§ EXERCISE INSTRUCTIONS: Find every line in the records below that holds the word "Robin", and copy each one.

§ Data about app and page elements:
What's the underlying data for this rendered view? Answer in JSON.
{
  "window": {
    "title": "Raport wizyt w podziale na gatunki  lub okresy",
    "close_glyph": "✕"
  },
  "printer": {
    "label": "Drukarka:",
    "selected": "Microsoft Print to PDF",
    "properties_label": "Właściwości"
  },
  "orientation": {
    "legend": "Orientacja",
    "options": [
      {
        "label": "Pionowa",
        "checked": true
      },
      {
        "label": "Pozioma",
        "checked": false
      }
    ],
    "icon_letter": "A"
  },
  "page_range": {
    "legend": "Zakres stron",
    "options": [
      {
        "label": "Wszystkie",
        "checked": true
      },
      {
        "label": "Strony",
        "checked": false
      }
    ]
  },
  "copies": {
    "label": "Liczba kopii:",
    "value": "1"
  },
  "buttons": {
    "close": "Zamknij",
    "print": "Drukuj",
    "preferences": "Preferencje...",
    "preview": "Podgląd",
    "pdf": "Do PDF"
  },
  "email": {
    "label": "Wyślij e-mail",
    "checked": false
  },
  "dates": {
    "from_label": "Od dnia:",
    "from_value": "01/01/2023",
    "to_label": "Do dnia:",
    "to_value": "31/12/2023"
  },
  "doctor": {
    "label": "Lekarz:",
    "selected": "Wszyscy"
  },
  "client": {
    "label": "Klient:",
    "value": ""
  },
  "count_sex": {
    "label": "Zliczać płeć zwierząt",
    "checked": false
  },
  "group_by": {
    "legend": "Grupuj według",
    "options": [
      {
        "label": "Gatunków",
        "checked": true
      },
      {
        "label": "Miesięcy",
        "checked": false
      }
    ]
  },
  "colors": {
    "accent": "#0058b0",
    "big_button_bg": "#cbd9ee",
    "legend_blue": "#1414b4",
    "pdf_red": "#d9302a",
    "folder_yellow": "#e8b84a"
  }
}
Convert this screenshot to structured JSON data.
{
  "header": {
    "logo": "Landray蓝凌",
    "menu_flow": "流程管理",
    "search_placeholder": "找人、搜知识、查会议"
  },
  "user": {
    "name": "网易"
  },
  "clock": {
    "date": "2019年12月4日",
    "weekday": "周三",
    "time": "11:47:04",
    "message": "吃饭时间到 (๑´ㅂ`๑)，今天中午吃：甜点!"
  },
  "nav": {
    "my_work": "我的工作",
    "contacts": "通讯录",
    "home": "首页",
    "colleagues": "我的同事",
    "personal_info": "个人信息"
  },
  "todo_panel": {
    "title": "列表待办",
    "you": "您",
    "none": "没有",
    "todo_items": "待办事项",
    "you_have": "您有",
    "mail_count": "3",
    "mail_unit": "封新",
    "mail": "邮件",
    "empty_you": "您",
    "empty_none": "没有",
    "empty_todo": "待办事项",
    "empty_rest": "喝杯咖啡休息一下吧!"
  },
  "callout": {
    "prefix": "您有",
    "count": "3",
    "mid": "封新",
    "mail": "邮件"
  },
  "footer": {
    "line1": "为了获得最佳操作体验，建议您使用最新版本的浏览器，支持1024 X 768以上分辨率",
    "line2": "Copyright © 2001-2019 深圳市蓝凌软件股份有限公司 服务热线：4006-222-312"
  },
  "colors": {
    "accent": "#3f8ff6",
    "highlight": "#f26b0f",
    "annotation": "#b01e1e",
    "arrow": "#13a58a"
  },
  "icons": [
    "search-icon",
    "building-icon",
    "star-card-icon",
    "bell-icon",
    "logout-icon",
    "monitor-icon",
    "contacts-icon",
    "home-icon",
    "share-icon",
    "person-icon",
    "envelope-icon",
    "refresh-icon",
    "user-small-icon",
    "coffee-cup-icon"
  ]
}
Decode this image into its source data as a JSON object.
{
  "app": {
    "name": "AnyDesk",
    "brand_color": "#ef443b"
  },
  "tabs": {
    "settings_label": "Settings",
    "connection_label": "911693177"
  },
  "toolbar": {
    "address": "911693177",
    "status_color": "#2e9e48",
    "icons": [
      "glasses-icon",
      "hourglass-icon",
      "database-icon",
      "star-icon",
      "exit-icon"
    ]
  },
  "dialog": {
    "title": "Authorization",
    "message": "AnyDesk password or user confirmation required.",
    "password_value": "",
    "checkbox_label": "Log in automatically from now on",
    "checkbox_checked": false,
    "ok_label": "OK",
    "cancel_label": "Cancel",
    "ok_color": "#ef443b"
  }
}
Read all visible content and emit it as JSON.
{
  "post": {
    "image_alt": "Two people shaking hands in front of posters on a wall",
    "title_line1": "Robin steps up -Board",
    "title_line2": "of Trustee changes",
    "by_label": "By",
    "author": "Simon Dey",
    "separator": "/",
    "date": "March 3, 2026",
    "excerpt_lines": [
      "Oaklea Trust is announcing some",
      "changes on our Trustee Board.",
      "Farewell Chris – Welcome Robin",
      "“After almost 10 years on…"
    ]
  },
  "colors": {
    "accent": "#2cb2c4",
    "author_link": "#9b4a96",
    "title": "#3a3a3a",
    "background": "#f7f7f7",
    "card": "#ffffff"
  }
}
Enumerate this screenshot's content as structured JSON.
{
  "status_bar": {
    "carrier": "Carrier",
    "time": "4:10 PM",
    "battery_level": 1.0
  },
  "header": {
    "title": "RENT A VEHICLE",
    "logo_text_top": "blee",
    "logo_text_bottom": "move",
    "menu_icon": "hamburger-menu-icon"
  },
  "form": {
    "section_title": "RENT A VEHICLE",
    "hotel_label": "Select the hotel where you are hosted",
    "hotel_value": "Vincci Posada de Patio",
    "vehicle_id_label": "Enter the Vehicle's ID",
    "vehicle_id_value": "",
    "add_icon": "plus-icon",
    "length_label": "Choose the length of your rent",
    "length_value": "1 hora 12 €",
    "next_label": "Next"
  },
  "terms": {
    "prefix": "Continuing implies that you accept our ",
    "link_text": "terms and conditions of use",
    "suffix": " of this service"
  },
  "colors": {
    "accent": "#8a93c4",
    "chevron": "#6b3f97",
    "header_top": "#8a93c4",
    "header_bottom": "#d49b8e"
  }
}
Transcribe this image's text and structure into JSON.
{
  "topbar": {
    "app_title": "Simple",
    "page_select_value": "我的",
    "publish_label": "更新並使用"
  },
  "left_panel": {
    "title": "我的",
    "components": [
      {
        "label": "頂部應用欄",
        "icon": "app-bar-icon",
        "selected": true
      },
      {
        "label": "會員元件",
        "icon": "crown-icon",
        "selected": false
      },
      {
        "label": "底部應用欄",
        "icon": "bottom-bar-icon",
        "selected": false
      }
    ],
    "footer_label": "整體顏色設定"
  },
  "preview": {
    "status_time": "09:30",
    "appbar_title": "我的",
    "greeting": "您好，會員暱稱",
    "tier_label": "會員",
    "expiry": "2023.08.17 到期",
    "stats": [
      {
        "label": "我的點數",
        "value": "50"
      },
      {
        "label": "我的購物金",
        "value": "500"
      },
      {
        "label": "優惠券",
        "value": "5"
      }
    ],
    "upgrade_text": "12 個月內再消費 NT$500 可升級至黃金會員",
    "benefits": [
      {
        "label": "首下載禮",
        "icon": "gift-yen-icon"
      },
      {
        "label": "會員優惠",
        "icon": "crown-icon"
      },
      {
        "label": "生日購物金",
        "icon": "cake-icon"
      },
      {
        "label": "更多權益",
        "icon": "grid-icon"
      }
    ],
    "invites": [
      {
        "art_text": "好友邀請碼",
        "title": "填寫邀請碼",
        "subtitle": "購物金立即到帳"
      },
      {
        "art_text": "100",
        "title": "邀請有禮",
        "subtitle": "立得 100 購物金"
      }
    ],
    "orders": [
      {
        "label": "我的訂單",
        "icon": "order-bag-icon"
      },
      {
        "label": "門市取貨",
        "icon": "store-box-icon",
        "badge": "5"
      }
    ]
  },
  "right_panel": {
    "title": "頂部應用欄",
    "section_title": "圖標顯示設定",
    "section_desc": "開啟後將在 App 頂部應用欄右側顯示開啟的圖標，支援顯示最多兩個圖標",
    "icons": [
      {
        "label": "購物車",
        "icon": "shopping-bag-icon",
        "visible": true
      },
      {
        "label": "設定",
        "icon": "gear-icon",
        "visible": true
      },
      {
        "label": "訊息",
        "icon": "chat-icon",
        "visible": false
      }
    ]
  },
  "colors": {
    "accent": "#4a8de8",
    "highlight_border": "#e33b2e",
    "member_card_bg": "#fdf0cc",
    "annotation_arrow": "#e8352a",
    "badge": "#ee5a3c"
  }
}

§ OUTPUT OF THE EXERCISE:
    "title_line1": "Robin steps up -Board",
      "Farewell Chris – Welcome Robin",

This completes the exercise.